Problem to solve:
Every line in the data below that holds "licitación" should be found and copied.

Items from an interface collection
= = = = = = =
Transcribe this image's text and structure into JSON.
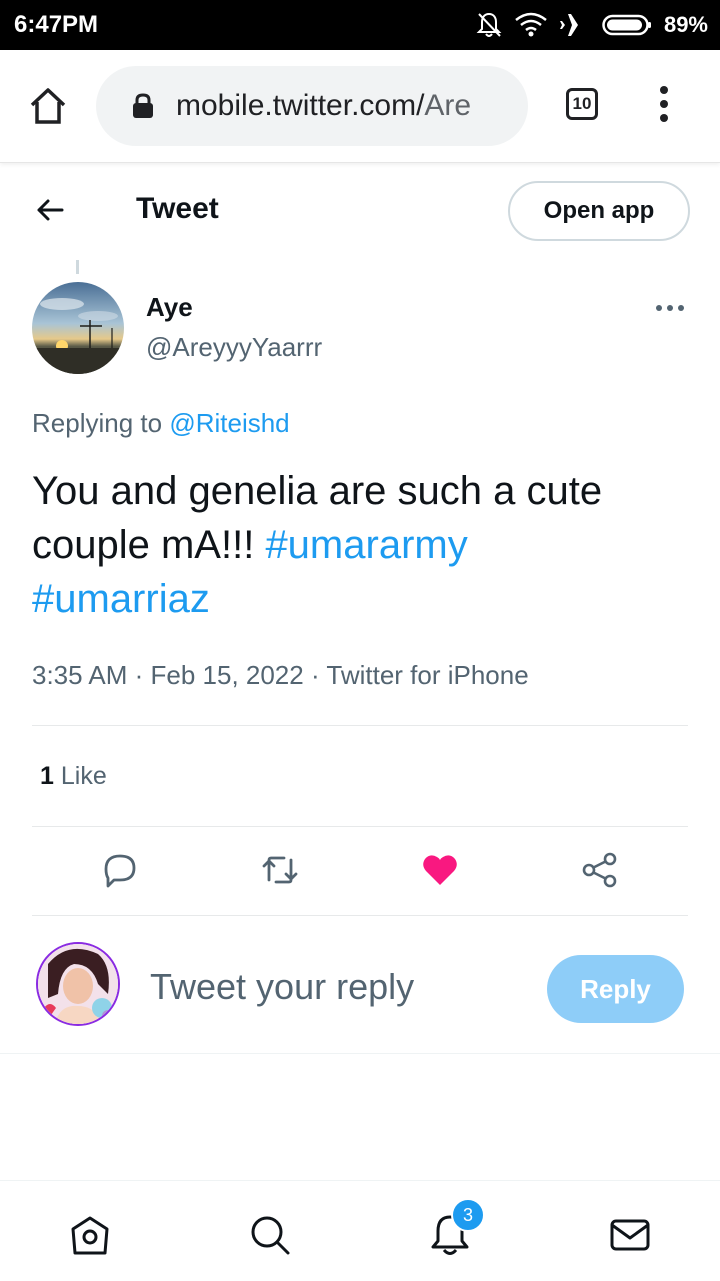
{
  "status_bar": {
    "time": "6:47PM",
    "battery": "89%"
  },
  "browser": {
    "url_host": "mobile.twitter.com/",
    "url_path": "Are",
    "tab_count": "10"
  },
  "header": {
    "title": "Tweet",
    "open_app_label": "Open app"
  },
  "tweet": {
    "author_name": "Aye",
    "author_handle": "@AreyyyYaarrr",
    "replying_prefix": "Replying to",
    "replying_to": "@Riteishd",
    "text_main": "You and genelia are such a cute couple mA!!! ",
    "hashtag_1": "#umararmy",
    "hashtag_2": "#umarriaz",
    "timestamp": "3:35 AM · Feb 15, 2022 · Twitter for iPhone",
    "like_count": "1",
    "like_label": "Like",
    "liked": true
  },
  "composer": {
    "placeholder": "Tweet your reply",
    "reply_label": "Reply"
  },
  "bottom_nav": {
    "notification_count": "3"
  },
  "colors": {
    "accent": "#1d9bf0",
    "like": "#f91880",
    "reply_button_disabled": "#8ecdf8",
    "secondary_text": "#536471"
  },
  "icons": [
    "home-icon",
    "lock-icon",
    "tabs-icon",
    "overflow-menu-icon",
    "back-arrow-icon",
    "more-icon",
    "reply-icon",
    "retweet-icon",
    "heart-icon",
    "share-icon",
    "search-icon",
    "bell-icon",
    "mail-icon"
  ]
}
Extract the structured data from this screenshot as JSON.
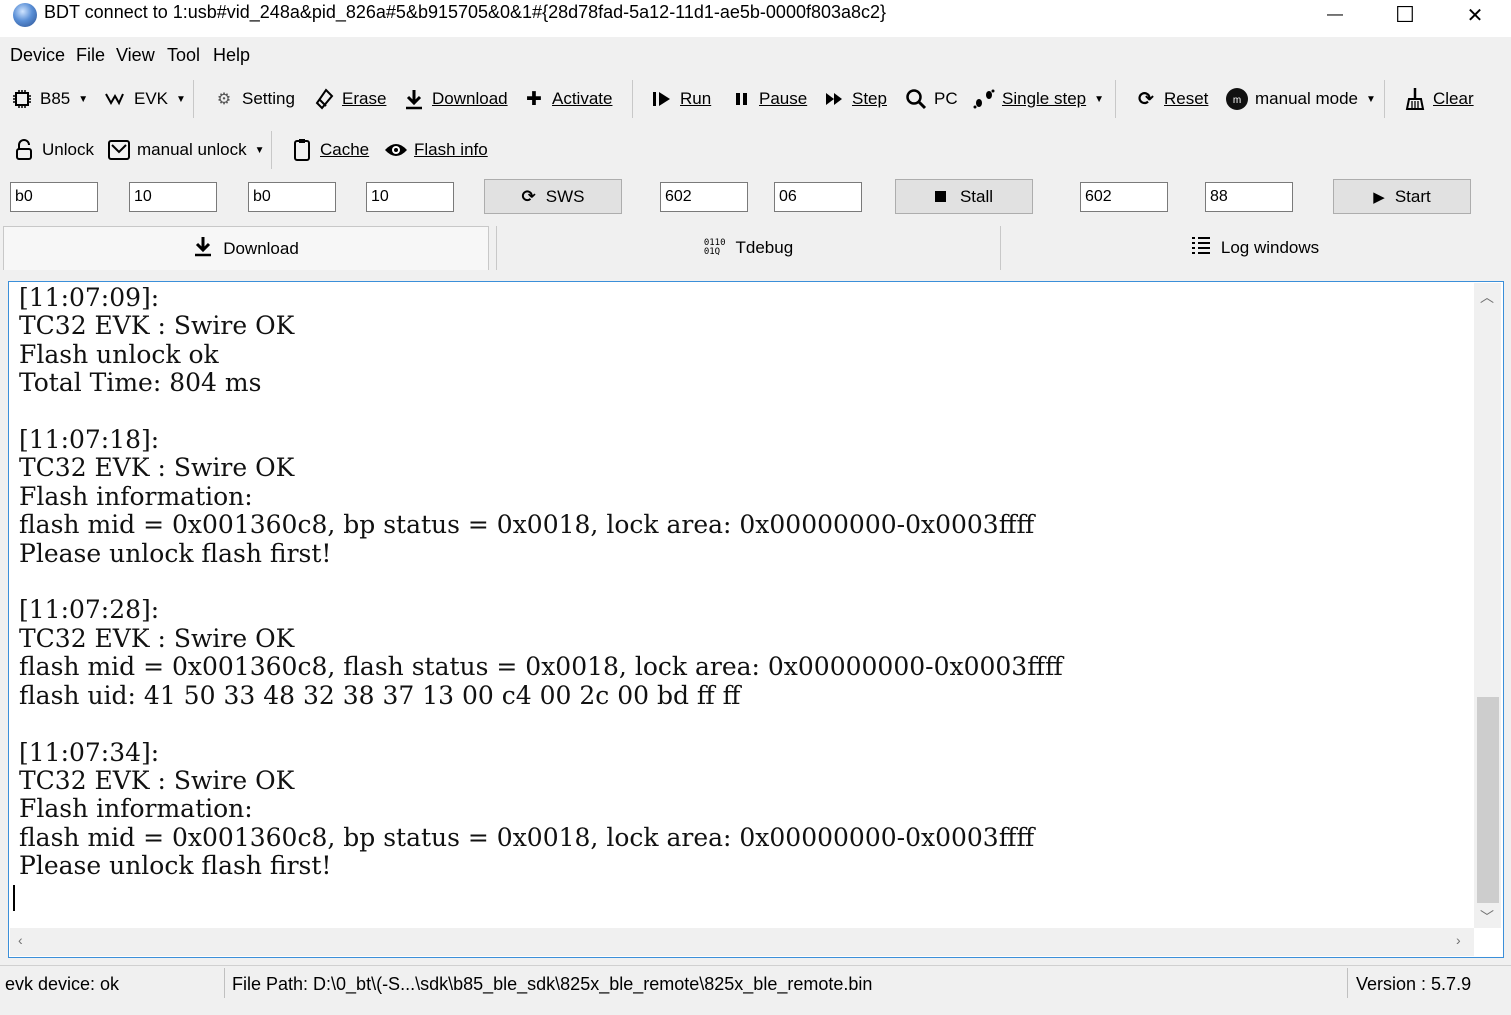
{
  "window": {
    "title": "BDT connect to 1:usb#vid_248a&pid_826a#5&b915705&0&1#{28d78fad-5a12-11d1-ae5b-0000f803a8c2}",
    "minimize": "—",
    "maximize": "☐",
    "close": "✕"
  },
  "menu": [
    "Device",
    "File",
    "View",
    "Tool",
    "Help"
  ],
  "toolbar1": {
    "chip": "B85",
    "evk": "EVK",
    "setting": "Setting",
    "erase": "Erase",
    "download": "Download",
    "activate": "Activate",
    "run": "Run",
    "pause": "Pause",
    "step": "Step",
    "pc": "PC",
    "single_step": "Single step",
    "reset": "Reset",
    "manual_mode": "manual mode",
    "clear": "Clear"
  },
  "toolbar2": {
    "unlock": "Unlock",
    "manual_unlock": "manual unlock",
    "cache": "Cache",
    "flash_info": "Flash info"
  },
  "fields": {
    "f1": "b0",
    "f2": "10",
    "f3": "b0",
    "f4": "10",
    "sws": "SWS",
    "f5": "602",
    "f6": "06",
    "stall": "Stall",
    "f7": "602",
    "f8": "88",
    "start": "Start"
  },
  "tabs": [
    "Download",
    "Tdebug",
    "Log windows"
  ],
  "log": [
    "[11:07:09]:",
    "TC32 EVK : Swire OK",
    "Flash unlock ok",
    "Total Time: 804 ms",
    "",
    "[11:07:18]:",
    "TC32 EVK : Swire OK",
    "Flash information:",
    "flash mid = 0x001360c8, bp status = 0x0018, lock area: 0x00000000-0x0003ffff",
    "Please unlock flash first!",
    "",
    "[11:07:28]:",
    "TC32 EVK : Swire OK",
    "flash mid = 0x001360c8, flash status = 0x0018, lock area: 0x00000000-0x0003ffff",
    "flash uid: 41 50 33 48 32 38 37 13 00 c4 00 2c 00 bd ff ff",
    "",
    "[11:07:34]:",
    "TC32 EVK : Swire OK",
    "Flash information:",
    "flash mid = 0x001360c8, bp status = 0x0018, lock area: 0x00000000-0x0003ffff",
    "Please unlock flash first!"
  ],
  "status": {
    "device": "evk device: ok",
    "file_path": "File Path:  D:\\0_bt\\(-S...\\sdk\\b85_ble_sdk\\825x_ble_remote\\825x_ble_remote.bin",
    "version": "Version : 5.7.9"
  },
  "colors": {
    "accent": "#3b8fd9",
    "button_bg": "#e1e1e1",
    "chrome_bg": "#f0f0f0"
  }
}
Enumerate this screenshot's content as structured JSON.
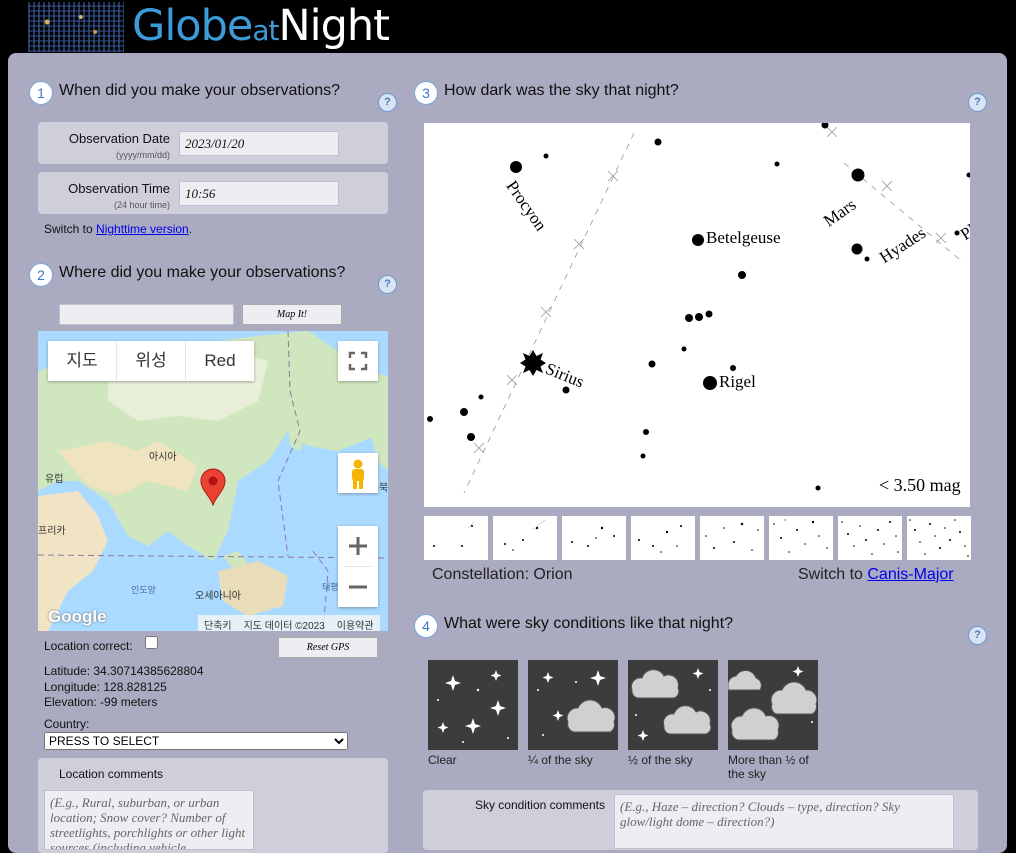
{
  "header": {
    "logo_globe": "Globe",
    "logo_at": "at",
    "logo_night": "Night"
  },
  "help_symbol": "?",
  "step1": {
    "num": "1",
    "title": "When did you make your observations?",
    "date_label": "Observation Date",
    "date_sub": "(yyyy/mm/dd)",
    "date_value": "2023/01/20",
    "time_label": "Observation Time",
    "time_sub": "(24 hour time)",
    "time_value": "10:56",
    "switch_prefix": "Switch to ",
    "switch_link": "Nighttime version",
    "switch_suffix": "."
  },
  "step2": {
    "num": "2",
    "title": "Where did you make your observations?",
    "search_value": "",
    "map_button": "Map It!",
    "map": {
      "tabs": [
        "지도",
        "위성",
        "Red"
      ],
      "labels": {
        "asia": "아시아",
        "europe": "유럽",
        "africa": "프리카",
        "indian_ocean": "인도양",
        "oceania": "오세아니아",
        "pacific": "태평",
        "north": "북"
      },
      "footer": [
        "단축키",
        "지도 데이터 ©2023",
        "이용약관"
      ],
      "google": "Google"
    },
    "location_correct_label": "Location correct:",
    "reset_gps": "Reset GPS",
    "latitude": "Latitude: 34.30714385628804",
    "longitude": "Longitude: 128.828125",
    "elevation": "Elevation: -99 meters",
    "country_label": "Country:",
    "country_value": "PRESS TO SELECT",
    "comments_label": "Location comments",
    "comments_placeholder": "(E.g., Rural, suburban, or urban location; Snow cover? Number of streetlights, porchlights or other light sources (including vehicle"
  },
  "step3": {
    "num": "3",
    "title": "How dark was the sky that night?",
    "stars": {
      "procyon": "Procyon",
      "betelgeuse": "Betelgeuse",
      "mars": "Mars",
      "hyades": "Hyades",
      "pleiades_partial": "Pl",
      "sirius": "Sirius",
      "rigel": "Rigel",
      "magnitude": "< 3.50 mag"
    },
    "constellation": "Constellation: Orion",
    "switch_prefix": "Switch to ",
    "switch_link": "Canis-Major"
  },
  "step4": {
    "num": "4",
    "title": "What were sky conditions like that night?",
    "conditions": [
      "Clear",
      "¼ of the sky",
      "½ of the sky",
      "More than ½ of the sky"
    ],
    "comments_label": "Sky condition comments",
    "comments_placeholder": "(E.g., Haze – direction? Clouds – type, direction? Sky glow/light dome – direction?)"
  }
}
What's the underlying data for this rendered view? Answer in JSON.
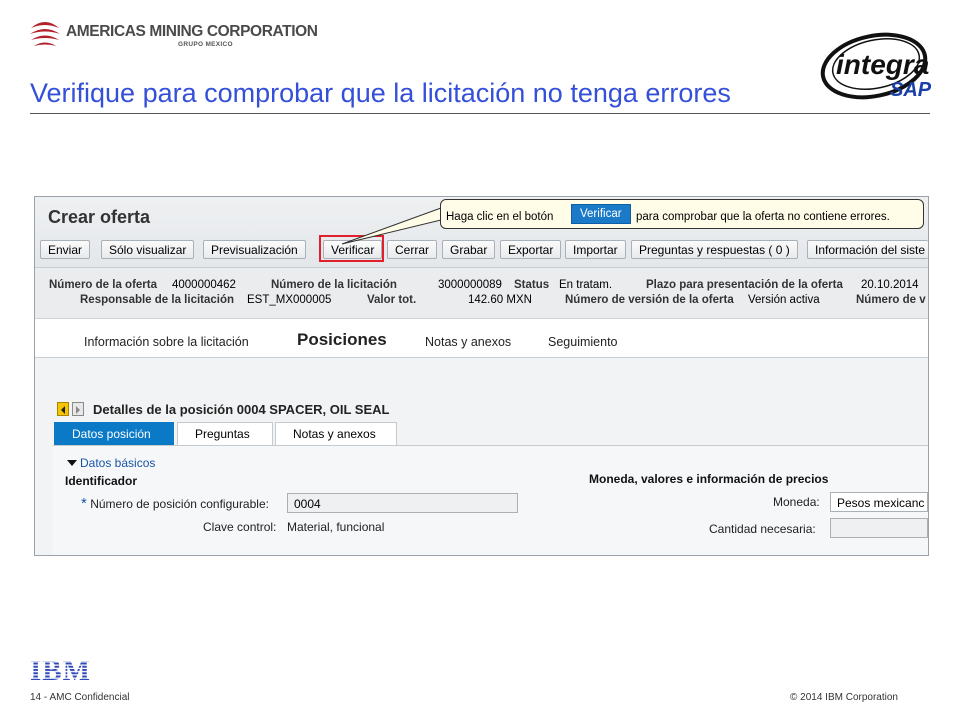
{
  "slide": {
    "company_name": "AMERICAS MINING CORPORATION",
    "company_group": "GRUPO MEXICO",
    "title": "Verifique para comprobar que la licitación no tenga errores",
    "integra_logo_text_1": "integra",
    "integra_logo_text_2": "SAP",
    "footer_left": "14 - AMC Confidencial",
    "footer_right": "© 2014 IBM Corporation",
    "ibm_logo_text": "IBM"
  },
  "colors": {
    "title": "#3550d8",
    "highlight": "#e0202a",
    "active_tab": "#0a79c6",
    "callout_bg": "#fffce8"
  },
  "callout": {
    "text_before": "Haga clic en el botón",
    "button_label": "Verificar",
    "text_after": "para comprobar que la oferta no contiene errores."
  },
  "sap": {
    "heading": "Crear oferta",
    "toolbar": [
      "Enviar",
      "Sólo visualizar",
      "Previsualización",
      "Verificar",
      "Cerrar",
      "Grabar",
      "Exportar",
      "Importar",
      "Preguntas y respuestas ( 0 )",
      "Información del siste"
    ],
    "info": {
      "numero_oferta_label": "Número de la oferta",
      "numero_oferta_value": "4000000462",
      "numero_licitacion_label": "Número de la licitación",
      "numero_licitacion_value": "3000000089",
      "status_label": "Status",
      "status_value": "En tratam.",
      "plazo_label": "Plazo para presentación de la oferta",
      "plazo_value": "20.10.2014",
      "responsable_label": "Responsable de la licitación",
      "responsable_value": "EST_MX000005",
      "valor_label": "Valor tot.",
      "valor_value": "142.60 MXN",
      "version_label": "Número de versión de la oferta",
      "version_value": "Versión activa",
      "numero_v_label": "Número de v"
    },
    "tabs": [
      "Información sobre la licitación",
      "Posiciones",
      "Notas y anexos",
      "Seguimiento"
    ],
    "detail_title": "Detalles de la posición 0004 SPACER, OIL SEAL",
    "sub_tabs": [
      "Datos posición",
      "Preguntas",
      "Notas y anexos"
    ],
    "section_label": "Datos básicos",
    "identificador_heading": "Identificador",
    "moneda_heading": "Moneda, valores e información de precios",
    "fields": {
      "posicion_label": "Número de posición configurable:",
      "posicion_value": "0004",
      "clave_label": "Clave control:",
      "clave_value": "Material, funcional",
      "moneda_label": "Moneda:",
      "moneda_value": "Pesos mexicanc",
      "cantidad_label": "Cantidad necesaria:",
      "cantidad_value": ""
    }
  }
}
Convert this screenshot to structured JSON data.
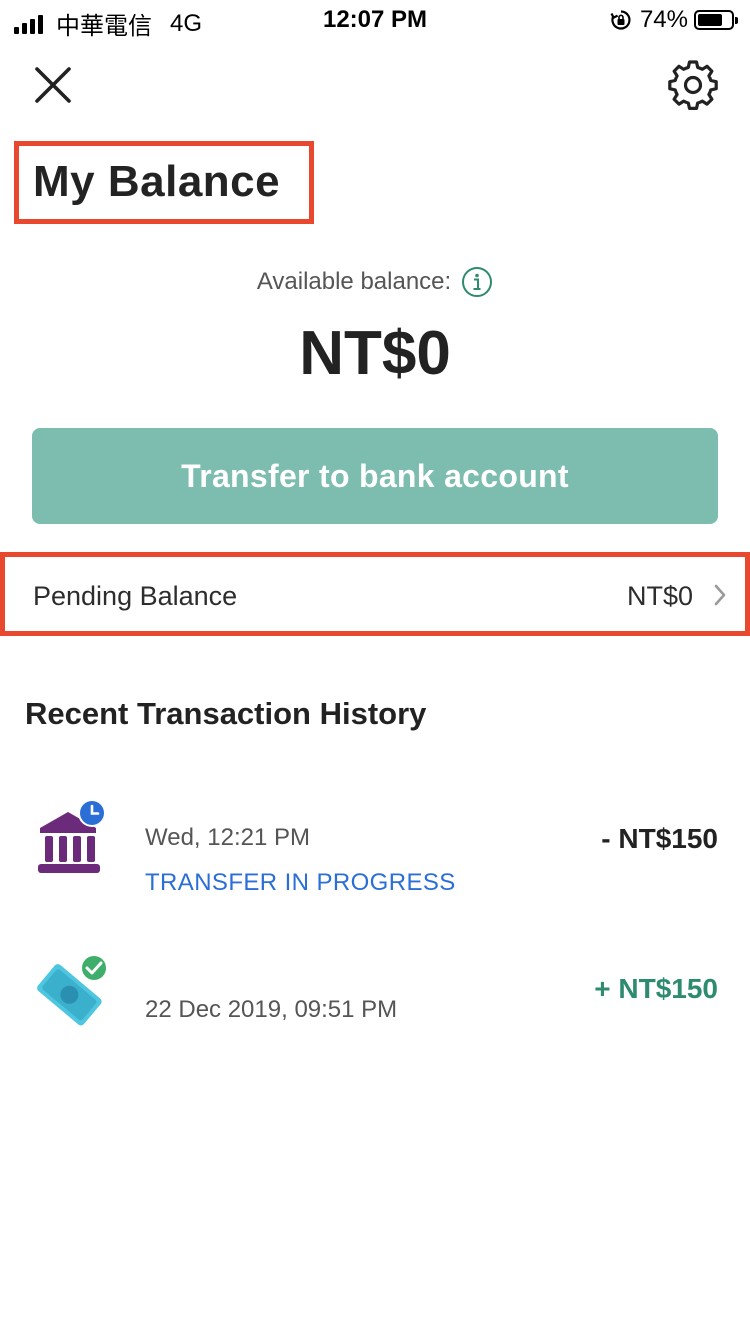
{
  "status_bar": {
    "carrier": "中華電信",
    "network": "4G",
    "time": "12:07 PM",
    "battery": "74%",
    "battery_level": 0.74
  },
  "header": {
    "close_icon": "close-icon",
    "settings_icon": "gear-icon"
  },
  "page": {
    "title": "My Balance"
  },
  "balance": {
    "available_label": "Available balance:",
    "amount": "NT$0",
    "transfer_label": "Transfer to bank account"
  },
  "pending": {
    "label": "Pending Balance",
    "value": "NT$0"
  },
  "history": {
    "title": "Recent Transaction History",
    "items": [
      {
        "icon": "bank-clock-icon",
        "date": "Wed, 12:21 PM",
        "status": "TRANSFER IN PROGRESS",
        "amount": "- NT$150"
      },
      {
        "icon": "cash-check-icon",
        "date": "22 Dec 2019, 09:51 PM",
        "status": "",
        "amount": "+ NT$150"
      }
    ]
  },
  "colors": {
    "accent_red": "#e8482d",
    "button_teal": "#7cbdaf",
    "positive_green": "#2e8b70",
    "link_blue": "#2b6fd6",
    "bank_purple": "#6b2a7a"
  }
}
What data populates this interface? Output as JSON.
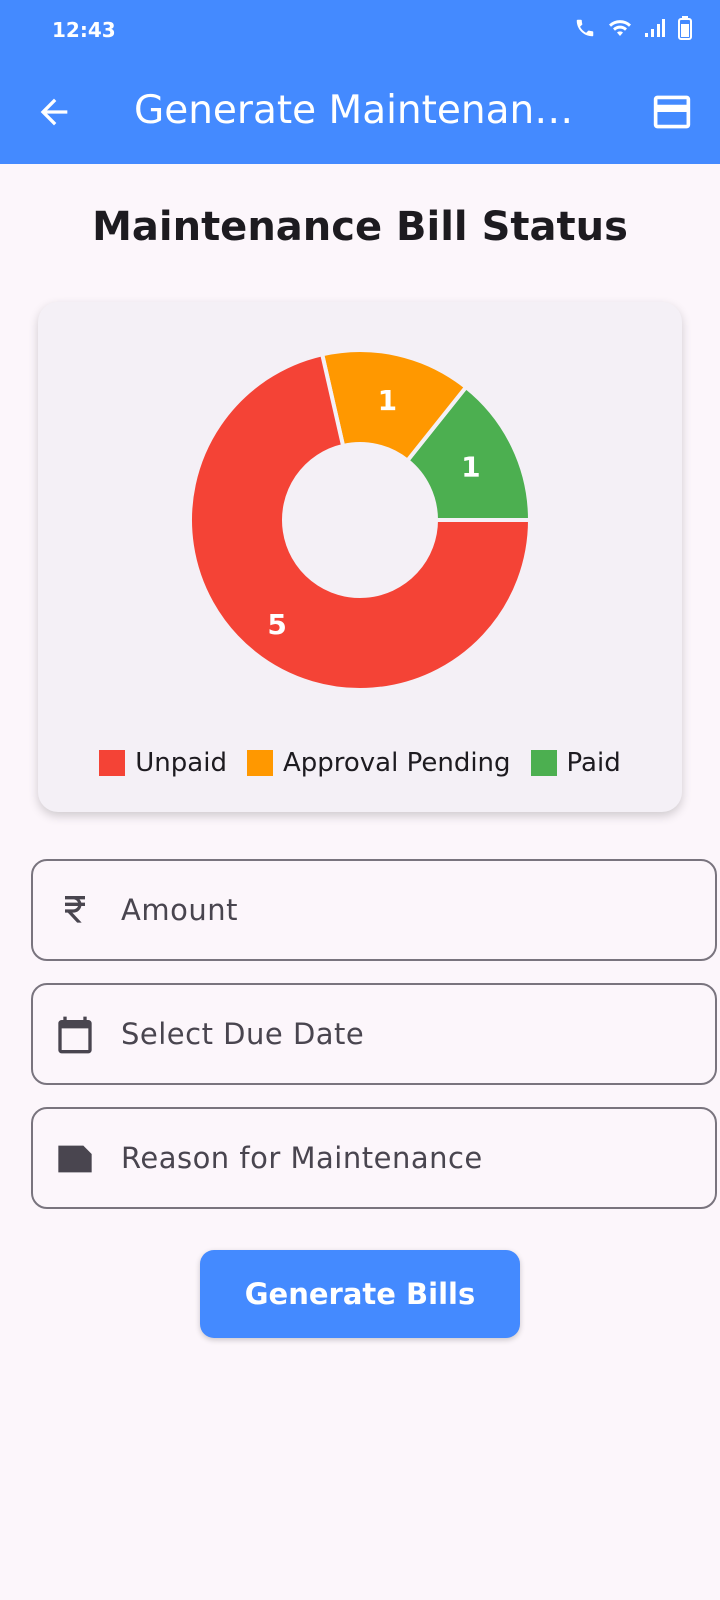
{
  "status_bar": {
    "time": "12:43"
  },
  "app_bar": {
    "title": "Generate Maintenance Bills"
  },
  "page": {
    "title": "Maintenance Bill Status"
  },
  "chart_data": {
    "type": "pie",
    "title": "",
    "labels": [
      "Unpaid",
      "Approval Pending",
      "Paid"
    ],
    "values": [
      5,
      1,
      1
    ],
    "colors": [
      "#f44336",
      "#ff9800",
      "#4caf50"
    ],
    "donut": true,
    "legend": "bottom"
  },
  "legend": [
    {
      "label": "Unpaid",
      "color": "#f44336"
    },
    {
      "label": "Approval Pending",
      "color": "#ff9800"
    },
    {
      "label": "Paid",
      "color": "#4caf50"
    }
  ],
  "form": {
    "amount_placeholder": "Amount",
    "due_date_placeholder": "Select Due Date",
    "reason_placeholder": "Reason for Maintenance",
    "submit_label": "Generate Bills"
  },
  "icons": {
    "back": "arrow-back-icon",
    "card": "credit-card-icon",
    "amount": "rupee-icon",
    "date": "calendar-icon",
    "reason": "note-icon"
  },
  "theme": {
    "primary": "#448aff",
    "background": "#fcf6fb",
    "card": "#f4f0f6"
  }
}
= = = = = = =
Answer to this task:
    "title": "Verifique para comprobar que la licitación no tenga errores",
      "numero_licitacion_label": "Número de la licitación",
      "responsable_label": "Responsable de la licitación",
      "Información sobre la licitación",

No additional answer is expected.